the moon is Wootaroo. Strange to say, this, just as children in India will learn two or found at Mount Gambier. There the pelican,
or something as nearly like this as possible, is three languages apparently without any the dog, the blackwood-tree, and fire and frost mental effort, and certainly without any are Boort-parangal, and belong to the division draft upon the intelligence, which remains Kumite-gor (gor=female); and tea-tree scrub, as undeveloped in the trilingual child
the duck, the wallaby, the owl, and the craysuch, for example, as the well-to-do child fish are Boort-werio, and belong to the division in Pondicherry often is, and the English Krokee. A Kumite may marry any Krokeechildren in Calcutta always are — as in the gor, and a Krokee may marry a Kumite-gor. monolingual one.
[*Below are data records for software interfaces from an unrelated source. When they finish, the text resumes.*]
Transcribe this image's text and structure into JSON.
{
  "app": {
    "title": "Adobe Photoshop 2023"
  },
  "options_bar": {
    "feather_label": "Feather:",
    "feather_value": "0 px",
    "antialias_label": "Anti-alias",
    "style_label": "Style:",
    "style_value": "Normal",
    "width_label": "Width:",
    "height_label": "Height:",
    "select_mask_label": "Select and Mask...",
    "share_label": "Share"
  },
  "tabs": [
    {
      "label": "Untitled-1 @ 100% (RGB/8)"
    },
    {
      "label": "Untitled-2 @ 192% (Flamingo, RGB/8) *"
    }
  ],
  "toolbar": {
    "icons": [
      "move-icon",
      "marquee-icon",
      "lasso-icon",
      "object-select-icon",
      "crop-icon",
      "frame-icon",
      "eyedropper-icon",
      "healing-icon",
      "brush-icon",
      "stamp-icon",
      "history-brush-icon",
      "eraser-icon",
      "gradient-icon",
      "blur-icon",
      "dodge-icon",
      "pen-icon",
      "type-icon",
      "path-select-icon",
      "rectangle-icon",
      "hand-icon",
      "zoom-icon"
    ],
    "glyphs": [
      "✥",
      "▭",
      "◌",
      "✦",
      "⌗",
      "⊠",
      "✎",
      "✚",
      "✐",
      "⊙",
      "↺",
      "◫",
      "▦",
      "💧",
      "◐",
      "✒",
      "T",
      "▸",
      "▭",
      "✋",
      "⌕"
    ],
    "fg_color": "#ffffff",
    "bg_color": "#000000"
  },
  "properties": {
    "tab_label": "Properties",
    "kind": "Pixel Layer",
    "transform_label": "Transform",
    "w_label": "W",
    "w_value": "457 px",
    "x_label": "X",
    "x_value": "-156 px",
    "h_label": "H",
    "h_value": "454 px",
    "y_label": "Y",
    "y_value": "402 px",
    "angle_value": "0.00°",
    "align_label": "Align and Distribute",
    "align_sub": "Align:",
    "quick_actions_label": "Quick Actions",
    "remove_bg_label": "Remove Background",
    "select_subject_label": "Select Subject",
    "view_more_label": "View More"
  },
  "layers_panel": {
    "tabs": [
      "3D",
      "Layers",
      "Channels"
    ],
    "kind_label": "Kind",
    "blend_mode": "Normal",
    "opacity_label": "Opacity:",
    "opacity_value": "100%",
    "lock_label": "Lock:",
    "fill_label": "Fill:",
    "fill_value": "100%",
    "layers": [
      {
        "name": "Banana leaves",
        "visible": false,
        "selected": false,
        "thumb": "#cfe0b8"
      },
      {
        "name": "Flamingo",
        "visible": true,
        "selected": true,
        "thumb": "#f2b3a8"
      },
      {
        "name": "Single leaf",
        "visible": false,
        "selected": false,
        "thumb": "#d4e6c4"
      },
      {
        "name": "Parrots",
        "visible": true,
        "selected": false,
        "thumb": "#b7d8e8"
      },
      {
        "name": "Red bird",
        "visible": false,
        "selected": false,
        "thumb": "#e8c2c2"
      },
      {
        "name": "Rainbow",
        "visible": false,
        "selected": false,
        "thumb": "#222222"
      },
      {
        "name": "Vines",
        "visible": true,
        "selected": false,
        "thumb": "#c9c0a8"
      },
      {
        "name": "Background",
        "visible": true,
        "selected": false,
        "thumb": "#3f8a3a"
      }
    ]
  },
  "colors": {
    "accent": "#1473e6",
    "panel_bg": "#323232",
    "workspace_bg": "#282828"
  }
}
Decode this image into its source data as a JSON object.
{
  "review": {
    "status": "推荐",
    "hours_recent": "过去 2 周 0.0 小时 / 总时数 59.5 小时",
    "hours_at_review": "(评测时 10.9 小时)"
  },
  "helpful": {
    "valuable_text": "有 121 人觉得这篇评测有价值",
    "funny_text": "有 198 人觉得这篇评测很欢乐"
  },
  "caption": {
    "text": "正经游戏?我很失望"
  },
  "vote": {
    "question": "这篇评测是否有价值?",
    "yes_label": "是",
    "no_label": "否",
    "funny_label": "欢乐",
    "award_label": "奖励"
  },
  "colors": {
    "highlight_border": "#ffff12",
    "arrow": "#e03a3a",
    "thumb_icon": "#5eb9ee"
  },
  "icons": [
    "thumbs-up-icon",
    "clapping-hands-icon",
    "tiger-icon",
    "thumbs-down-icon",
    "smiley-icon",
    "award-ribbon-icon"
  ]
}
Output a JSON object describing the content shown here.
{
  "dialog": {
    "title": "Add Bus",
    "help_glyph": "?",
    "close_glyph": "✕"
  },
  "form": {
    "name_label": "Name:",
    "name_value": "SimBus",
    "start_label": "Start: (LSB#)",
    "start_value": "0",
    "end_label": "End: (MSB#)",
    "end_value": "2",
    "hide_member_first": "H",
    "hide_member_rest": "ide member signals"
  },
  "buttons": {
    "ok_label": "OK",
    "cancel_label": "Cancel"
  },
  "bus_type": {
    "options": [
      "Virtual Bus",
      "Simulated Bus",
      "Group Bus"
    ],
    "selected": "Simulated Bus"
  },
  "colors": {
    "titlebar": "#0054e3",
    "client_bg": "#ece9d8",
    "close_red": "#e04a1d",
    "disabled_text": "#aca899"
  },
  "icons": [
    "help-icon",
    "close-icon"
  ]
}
They know great num- And Mr. Stewart says a man will not, unless bers of myths, wild and rather grotesque under severe pressure, kill or use as food any stories about the origin of things, and the of the animals of the division in which he is food, and the feats of the bunyips, or evil hunger compels him to eat anything that bears
placed. A Kumite is deeply grieved when spirits, just as children know fairy-stories, his name, but he may satisfy his hunger
with but are without any system of theology. anything that is Krokee. These divisions and And they remember and obey, customs subdivisions have an important influence in which they cannot explain, which impose all arrangements between natives, not only as